Whether fish, frog or falcon, all organisms shed bits of genetic material into the environment. These DNA “breadcrumbs” provide vital clues about what is living in the area. We can test all these DNA signals without actually ever seeing an animal.

The same ultra-sensitive technology is already being used to detect COVID in wastewater by tracking SARS-CoV-2 variants and concentrations of the virus.

Until eDNA was developed, the primary method we had to monitor river health involved catching (often killing) and sorting thousands of invertebrates or electric fishing. Such methods are time consuming, costly, require specialist expertise and typically need five-year windows to detect a change in river health.

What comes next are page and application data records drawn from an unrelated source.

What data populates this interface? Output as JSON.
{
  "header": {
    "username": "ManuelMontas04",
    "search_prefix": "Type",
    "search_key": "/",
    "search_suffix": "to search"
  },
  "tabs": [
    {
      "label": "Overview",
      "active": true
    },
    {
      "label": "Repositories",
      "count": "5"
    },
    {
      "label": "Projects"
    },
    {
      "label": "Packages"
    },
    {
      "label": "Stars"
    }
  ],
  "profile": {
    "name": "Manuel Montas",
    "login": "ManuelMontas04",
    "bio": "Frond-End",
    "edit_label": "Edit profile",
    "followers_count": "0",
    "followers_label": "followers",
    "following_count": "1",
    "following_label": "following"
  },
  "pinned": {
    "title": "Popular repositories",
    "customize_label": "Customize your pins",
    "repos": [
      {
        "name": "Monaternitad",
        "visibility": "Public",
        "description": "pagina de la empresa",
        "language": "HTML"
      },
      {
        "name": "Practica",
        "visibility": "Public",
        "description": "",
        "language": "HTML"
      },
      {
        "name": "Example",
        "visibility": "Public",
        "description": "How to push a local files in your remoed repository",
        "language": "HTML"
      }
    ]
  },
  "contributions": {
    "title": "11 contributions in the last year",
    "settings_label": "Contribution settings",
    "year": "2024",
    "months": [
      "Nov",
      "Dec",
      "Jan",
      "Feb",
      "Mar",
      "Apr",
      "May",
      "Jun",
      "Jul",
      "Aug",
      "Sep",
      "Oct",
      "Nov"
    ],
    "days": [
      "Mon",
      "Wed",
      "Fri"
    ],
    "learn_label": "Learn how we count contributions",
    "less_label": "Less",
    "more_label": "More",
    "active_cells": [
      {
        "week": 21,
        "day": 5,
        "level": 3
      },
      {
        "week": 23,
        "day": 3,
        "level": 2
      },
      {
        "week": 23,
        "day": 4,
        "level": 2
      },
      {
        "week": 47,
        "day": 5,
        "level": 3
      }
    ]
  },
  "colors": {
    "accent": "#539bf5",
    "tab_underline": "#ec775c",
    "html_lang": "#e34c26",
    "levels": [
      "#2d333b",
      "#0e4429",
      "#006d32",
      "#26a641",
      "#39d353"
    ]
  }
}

The game changer with eDNA is its ability to detect many species at once, employing an easy-to-use (filtration) sampling method. This opens up a raft of possible applications.

The Department of Conservation is using eDNA to detect new populations of endangered galaxid fish and the Ministry for Primary Industries is using it to track the spread of the freshwater golden clam that invaded the Waikato river.

But there is much more to eDNA than detecting a favourite (or least favourite) animal. The real shift is the ability to read eDNA barcodes across the “tree of life”.

‘Seeing’ entire ecosystems

Rather than focusing on just a few select indicator species, eDNA helps us to consider the ecosystem more holistically, such as the example below from the Waikato River, from a single litre of filtered water.

In a partnership between the eDNA company Wilderlab, the Department of Conservation, the Ministry for the Environment and regional councils, we harnessed this holistic ecosystem data to develop a new index to measure river health called the Taxon-Independent Community Index, or TICI.

Using regularly monitored river sites across Aotearoa New Zealand, we focused on 3,000 eDNA barcodes from bacteria, fungi, plants and animals that are indicators of river nutrification.

The TICI index is a score from 60 to 140, based on which of the 3,000 barcode signatures are present. Some barcodes push the dial in a positive direction, others nudge it negative.

Raw DNA data can be complex. The TICI index distils the genetic code into a metric that people can more easily engage with. From zero river samples profiled using eDNA in 2019, we now have more than 50,000 eDNA records, including 16,000 TICI scores. Collectively, this has generated one of the most powerful global eDNA datasets, and opens a number of new applications.

Teichelmann Creek in the predator-free Perth Valley (in South Westland) currently tops the leader board with a TICI score of 135.03 (pristine). At the other end of the table, Papanui Stream in the Hawke’s Bay generated a TICI of 68.05 (very poor).

Where to next for eDNA?

We envisage that eDNA-based indicators, like the TICI index, will provide a practical way for people to track health in their local rivers.

Communities are already engaging with this tool through the Wai Tuwhera o te Taiao programme. Farmers are getting on board and eDNA techniques feature in the futures thinking of central government.

In a 2019 report on New Zealand’s environmental reporting system, the Parliamentary Commissioner for the Environment identified deficiencies and fragmentation in New Zealand’s environmental data gathering and reporting, including for freshwater. We argue that eDNA gets us a step closer to fixing some of these issues.

Using the eDNA toolkit it is within our technical (and budgetary) reach for regular monitor of all rivers in Aotearoa to help prioritise where, when and how much management (or restoration) is needed.

And there is more to come on the eDNA monitoring front, including methods of sampling eDNA from the air, household taps, shipping containers and around aquaculture facilities.

The Conversation

Michael Bunce has received funding from Australia & New Zealand on the use of eDNA technologies, including to work with community groups as part of the Wai Tuwhera o Te Taiao programme at the Environmental Protection Authority. He is currently Chief Science advisor at the Department of Conservation.

Simon Jarman currently works with eDNA Frontiers and Wilderlab, companies which offer fee-for-service eDNA services.

/Courtesy of The Conversation. View in full here.